▸ Material for the task:

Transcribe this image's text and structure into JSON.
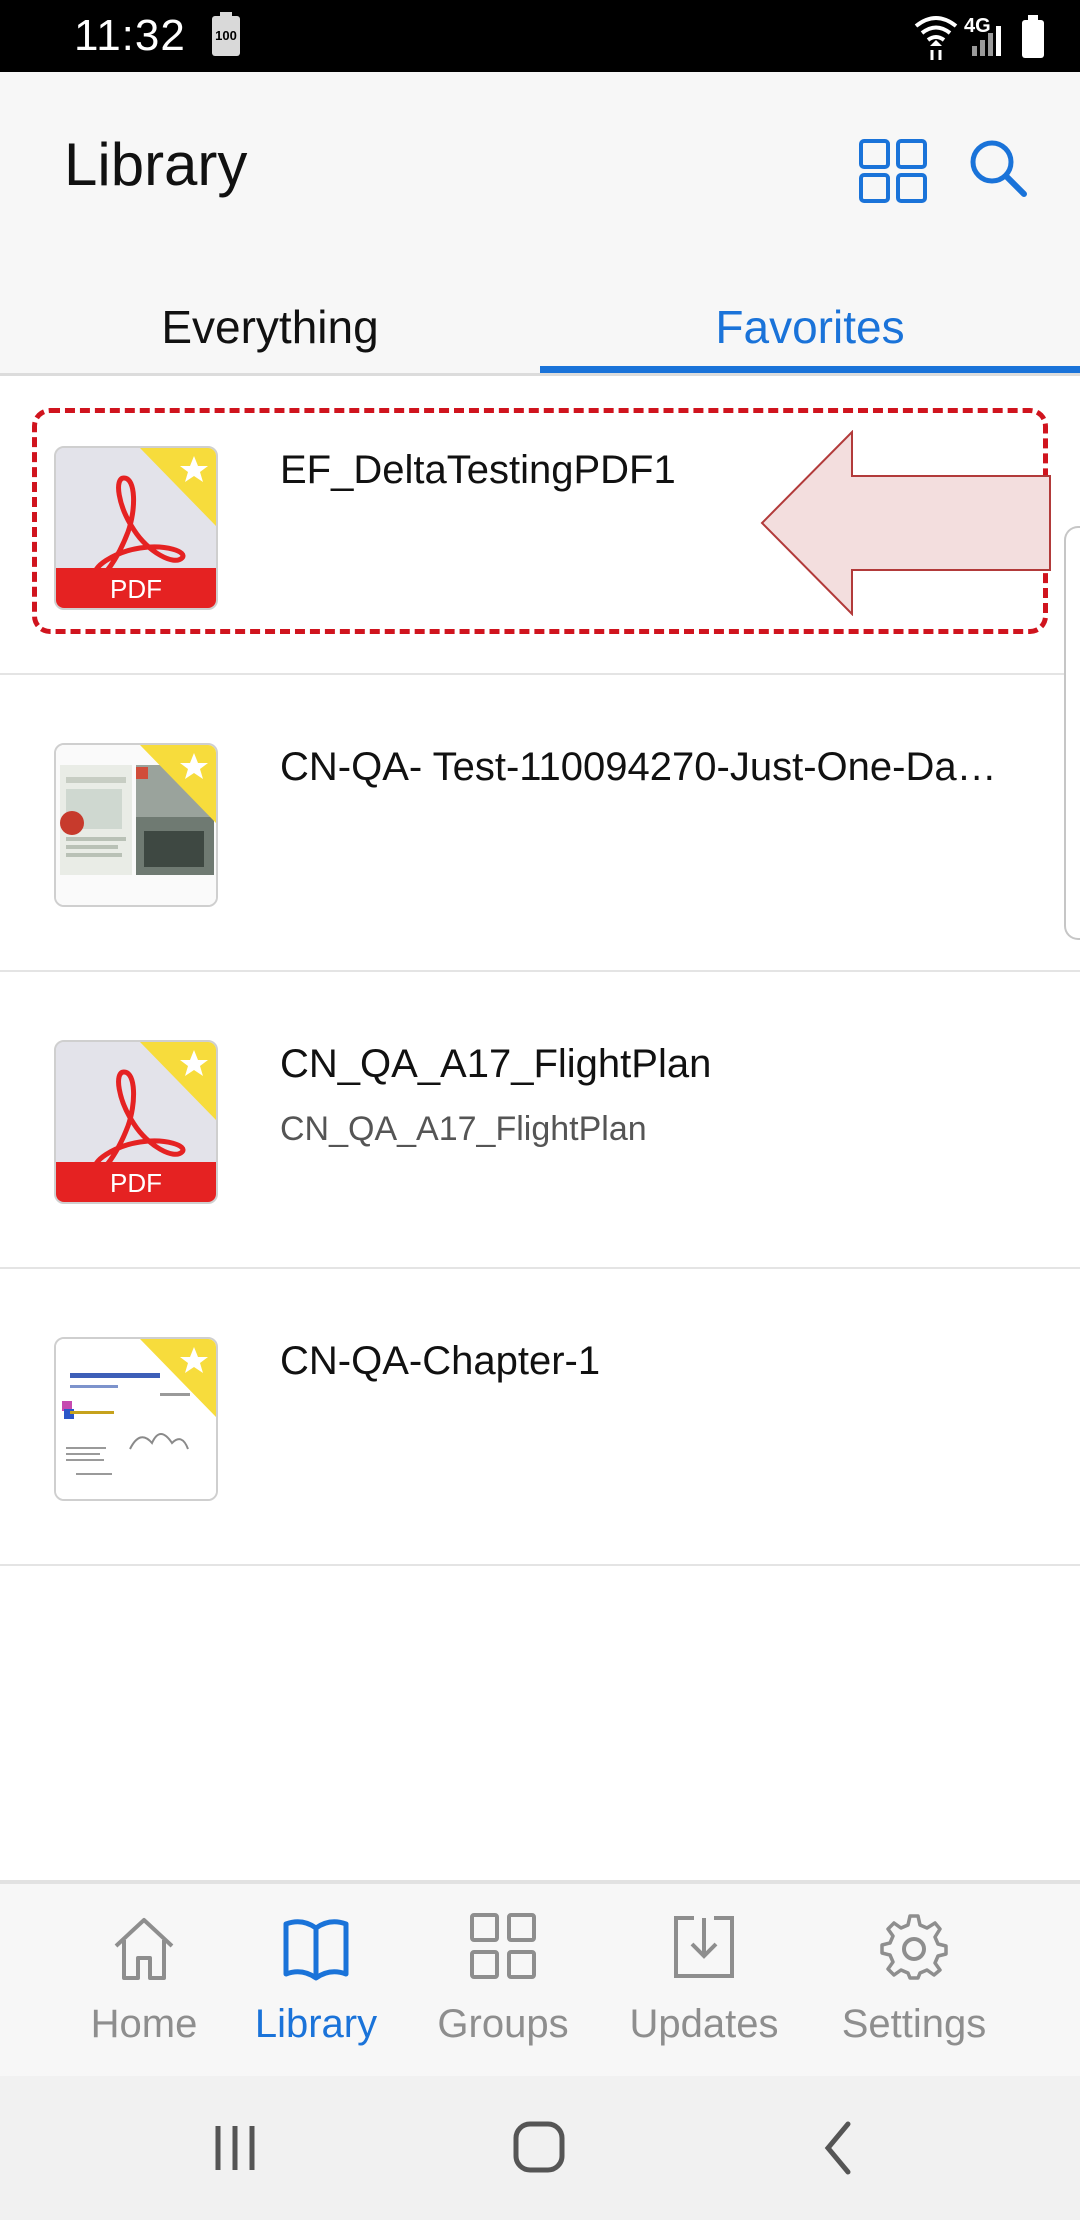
{
  "status_bar": {
    "time": "11:32",
    "battery_saver_label": "100",
    "network_label": "4G"
  },
  "header": {
    "title": "Library",
    "grid_icon": "grid-view-icon",
    "search_icon": "search-icon"
  },
  "tabs": [
    {
      "label": "Everything",
      "active": false
    },
    {
      "label": "Favorites",
      "active": true
    }
  ],
  "items": [
    {
      "title": "EF_DeltaTestingPDF1",
      "subtitle": "",
      "thumb": "pdf",
      "thumb_label": "PDF",
      "favorite": true
    },
    {
      "title": "CN-QA- Test-110094270-Just-One-Da…",
      "subtitle": "",
      "thumb": "magazine",
      "favorite": true
    },
    {
      "title": "CN_QA_A17_FlightPlan",
      "subtitle": "CN_QA_A17_FlightPlan",
      "thumb": "pdf",
      "thumb_label": "PDF",
      "favorite": true
    },
    {
      "title": "CN-QA-Chapter-1",
      "subtitle": "",
      "thumb": "document",
      "favorite": true
    }
  ],
  "bottom_nav": [
    {
      "label": "Home",
      "icon": "home-icon",
      "active": false
    },
    {
      "label": "Library",
      "icon": "book-icon",
      "active": true
    },
    {
      "label": "Groups",
      "icon": "groups-grid-icon",
      "active": false
    },
    {
      "label": "Updates",
      "icon": "download-icon",
      "active": false
    },
    {
      "label": "Settings",
      "icon": "gear-icon",
      "active": false
    }
  ],
  "colors": {
    "accent": "#1a73d9",
    "highlight": "#d0141e",
    "pdf_red": "#e52222",
    "star_yellow": "#f7dc3c"
  }
}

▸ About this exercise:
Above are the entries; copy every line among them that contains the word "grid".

▸ Exercise answer:
    "grid_icon": "grid-view-icon",
      "icon": "groups-grid-icon",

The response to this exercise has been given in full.